KUCHING: Education is the key for Sarawak’s indigenous communities to find their way out of poverty, says Puncak Borneo MP Willie Mongin.
Citing a 2010 study by the United Nations, he said it found that indigenous people made up one-third of the world’s poor.
“Breaking the cycle of poverty is not easy but not impossible,” he said when opening a seminar on the conservation areas of indigenous people at Redeems Centre in Bau near here.
The seminar was held in conjunction with the World Indigenous People’s Day celebration organised by Jaringan Orang Asal SeMalaysia.
Mongin said highly-educated people stood a better chance of earning a good income which would help them overcome problems associated with poverty, such as not having enough food, clothes, shelter or healthcare.
He called on indigenous communities to emphasise the importance of education among their children to equip them for a better life.
“Let us make efforts to nurture a new generation of indigenous people who are not only aware of their rights to land and natural resources but are also knowledgeable and educated,” he said.
Mongin added Sarawak was rich in natural resources which should be protected.
“Although some of these resources have been exploited, we can still look after the rest with the existing laws that we have.

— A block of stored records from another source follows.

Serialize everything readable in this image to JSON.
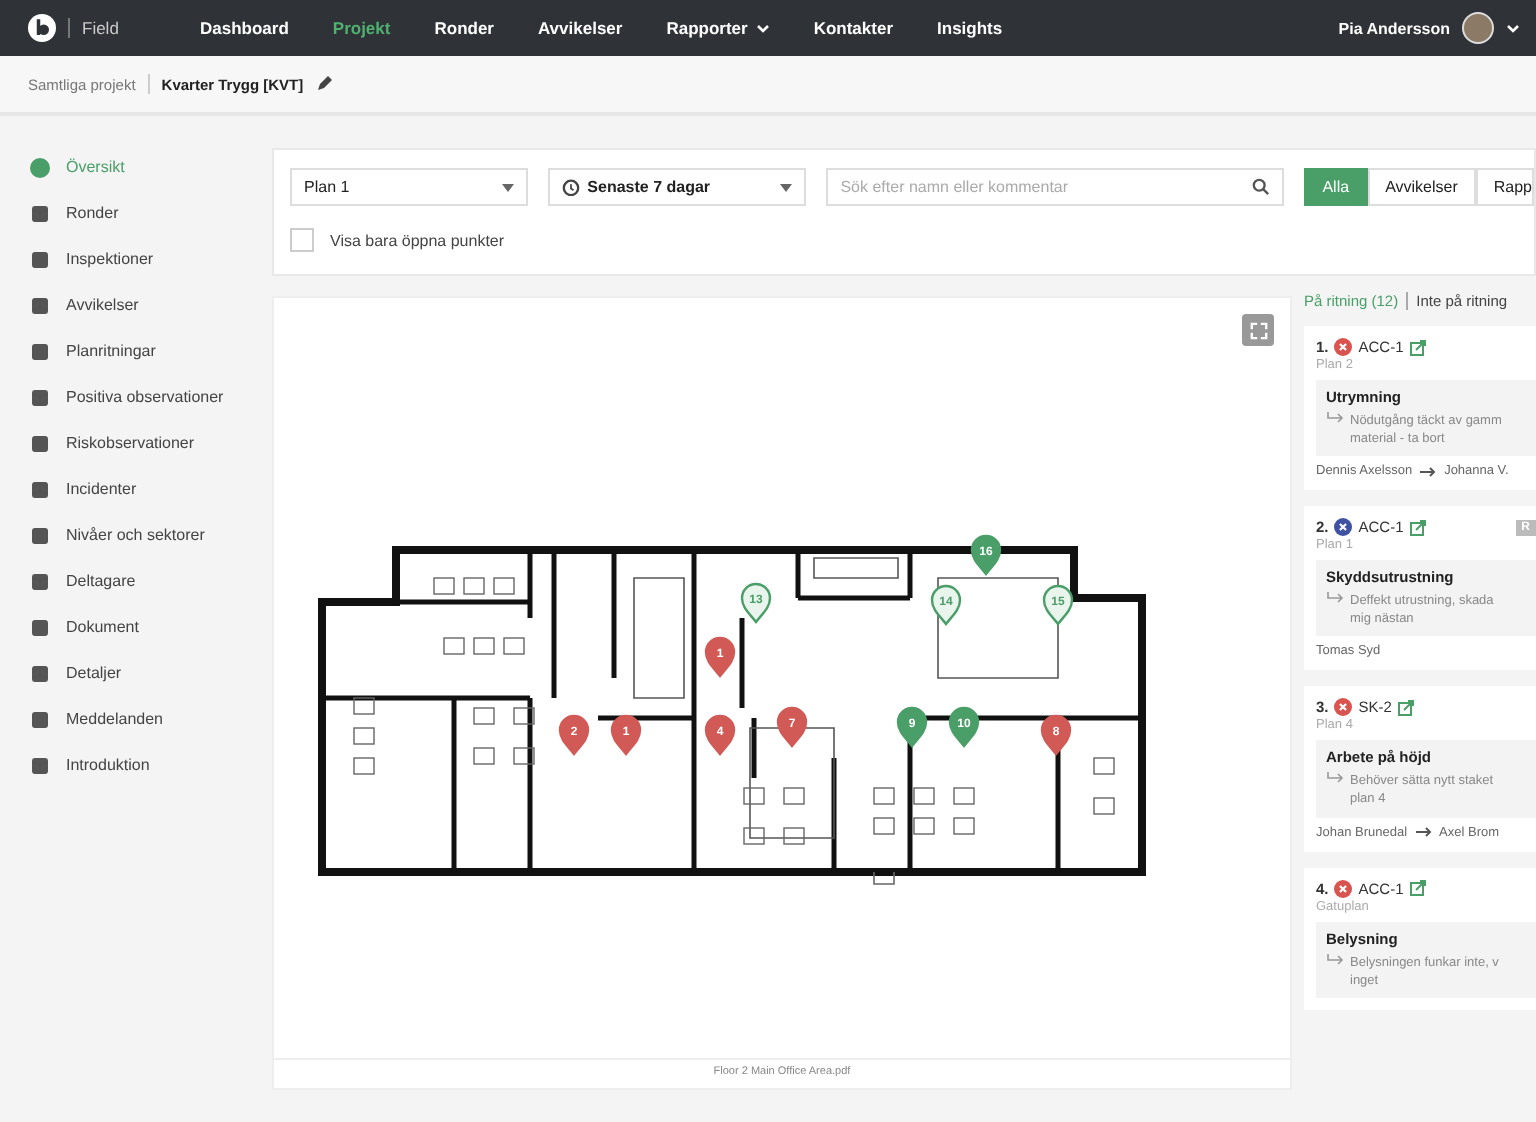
{
  "header": {
    "app_name": "Field",
    "nav": [
      {
        "label": "Dashboard",
        "selected": false,
        "dropdown": false
      },
      {
        "label": "Projekt",
        "selected": true,
        "dropdown": false
      },
      {
        "label": "Ronder",
        "selected": false,
        "dropdown": false
      },
      {
        "label": "Avvikelser",
        "selected": false,
        "dropdown": false
      },
      {
        "label": "Rapporter",
        "selected": false,
        "dropdown": true
      },
      {
        "label": "Kontakter",
        "selected": false,
        "dropdown": false
      },
      {
        "label": "Insights",
        "selected": false,
        "dropdown": false
      }
    ],
    "user": "Pia Andersson"
  },
  "breadcrumb": {
    "parent": "Samtliga projekt",
    "current": "Kvarter Trygg [KVT]"
  },
  "sidebar": {
    "items": [
      {
        "label": "Översikt",
        "selected": true
      },
      {
        "label": "Ronder",
        "selected": false
      },
      {
        "label": "Inspektioner",
        "selected": false
      },
      {
        "label": "Avvikelser",
        "selected": false
      },
      {
        "label": "Planritningar",
        "selected": false
      },
      {
        "label": "Positiva observationer",
        "selected": false
      },
      {
        "label": "Riskobservationer",
        "selected": false
      },
      {
        "label": "Incidenter",
        "selected": false
      },
      {
        "label": "Nivåer och sektorer",
        "selected": false
      },
      {
        "label": "Deltagare",
        "selected": false
      },
      {
        "label": "Dokument",
        "selected": false
      },
      {
        "label": "Detaljer",
        "selected": false
      },
      {
        "label": "Meddelanden",
        "selected": false
      },
      {
        "label": "Introduktion",
        "selected": false
      }
    ]
  },
  "filters": {
    "plan": "Plan 1",
    "period": "Senaste 7 dagar",
    "search": {
      "placeholder": "Sök efter namn eller kommentar"
    },
    "types": [
      {
        "label": "Alla",
        "selected": true
      },
      {
        "label": "Avvikelser",
        "selected": false
      },
      {
        "label": "Rapp",
        "selected": false
      }
    ],
    "only_open": {
      "label": "Visa bara öppna punkter",
      "checked": false
    }
  },
  "plan": {
    "file_name": "Floor 2 Main Office Area.pdf",
    "pins": [
      {
        "number": "1",
        "color": "#d25a56",
        "filled": true
      },
      {
        "number": "2",
        "color": "#d25a56",
        "filled": true
      },
      {
        "number": "1",
        "color": "#d25a56",
        "filled": true
      },
      {
        "number": "4",
        "color": "#d25a56",
        "filled": true
      },
      {
        "number": "7",
        "color": "#d25a56",
        "filled": true
      },
      {
        "number": "9",
        "color": "#4a9e68",
        "filled": true
      },
      {
        "number": "10",
        "color": "#4a9e68",
        "filled": true
      },
      {
        "number": "8",
        "color": "#d25a56",
        "filled": true
      },
      {
        "number": "13",
        "color": "#4a9e68",
        "filled": false
      },
      {
        "number": "14",
        "color": "#4a9e68",
        "filled": false
      },
      {
        "number": "15",
        "color": "#4a9e68",
        "filled": false
      },
      {
        "number": "16",
        "color": "#4a9e68",
        "filled": true
      }
    ]
  },
  "list": {
    "tabs": [
      {
        "label": "På ritning (12)",
        "selected": true
      },
      {
        "label": "Inte på ritning",
        "selected": false
      }
    ],
    "cards": [
      {
        "index": "1.",
        "color": "#d9534f",
        "code": "ACC-1",
        "location": "Plan 2",
        "category": "Utrymning",
        "comment": "Nödutgång täckt av gamm\nmaterial - ta bort",
        "reporter": "Dennis Axelsson",
        "assignee": "Johanna V."
      },
      {
        "index": "2.",
        "color": "#3f51a3",
        "code": "ACC-1",
        "badge": "R",
        "location": "Plan 1",
        "category": "Skyddsutrustning",
        "comment": "Deffekt utrustning, skada\nmig nästan",
        "reporter": "Tomas Syd"
      },
      {
        "index": "3.",
        "color": "#d9534f",
        "code": "SK-2",
        "location": "Plan 4",
        "category": "Arbete på höjd",
        "comment": "Behöver sätta nytt staket\nplan 4",
        "reporter": "Johan Brunedal",
        "assignee": "Axel Brom"
      },
      {
        "index": "4.",
        "color": "#d9534f",
        "code": "ACC-1",
        "location": "Gatuplan",
        "category": "Belysning",
        "comment": "Belysningen funkar inte, v\ninget"
      }
    ]
  }
}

“As indigenous people, it is important for us to know the importance of natural resources and to conserve them,” he said.